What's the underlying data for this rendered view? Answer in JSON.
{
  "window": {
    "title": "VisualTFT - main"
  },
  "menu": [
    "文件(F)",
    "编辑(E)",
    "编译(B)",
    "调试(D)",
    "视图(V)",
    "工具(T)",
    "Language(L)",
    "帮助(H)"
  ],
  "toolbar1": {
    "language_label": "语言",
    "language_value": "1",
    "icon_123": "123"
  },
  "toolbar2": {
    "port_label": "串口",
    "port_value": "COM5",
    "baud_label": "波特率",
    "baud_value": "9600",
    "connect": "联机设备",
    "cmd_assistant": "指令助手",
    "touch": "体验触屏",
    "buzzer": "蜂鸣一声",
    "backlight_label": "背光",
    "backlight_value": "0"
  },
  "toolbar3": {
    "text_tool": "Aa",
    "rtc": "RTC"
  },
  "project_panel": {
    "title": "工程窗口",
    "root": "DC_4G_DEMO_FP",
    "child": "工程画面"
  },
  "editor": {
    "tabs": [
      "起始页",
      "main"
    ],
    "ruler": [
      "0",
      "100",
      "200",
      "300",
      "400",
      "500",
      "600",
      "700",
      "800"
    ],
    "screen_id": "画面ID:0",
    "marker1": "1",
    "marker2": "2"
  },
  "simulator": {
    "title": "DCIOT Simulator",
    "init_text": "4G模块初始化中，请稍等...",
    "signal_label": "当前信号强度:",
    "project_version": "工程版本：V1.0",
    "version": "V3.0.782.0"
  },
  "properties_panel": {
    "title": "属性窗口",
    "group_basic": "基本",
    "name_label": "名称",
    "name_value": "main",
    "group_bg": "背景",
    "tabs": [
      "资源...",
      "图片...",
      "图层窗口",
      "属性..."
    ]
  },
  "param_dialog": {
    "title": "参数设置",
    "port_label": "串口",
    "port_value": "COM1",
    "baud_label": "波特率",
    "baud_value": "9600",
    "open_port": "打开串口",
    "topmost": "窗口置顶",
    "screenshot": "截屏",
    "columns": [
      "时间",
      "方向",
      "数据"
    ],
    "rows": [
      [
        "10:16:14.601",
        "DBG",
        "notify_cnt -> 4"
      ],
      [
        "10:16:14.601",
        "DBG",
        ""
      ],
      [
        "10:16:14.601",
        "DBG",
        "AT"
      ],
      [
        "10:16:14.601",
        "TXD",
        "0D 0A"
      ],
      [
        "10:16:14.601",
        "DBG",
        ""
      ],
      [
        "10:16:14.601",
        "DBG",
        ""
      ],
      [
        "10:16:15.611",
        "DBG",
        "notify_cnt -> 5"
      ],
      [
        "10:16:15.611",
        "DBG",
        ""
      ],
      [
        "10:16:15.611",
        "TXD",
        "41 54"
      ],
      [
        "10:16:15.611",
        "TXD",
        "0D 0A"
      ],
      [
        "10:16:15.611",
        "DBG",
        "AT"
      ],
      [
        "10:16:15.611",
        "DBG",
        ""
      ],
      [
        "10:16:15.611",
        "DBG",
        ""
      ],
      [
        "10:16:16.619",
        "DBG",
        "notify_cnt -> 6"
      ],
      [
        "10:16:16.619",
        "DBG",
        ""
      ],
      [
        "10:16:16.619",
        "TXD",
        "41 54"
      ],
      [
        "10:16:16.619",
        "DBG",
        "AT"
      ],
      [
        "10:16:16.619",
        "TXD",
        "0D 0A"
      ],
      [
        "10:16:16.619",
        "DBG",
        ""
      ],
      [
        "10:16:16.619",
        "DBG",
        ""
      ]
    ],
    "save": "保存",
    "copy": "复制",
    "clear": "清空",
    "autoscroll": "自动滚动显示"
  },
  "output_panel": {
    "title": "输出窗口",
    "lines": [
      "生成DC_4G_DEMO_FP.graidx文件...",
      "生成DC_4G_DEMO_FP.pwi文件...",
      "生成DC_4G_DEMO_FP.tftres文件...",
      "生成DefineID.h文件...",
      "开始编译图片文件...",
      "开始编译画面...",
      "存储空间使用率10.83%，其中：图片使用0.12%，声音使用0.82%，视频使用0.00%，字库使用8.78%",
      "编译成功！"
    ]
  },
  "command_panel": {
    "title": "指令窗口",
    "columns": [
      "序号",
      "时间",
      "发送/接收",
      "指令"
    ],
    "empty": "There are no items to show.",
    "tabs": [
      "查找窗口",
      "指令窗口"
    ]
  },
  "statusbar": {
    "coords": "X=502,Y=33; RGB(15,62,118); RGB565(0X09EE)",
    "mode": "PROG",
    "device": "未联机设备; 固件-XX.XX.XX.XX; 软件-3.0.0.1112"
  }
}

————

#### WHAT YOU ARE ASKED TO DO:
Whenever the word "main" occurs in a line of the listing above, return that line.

#### RESULT:
    "title": "VisualTFT - main"
      "main"
    "name_value": "main",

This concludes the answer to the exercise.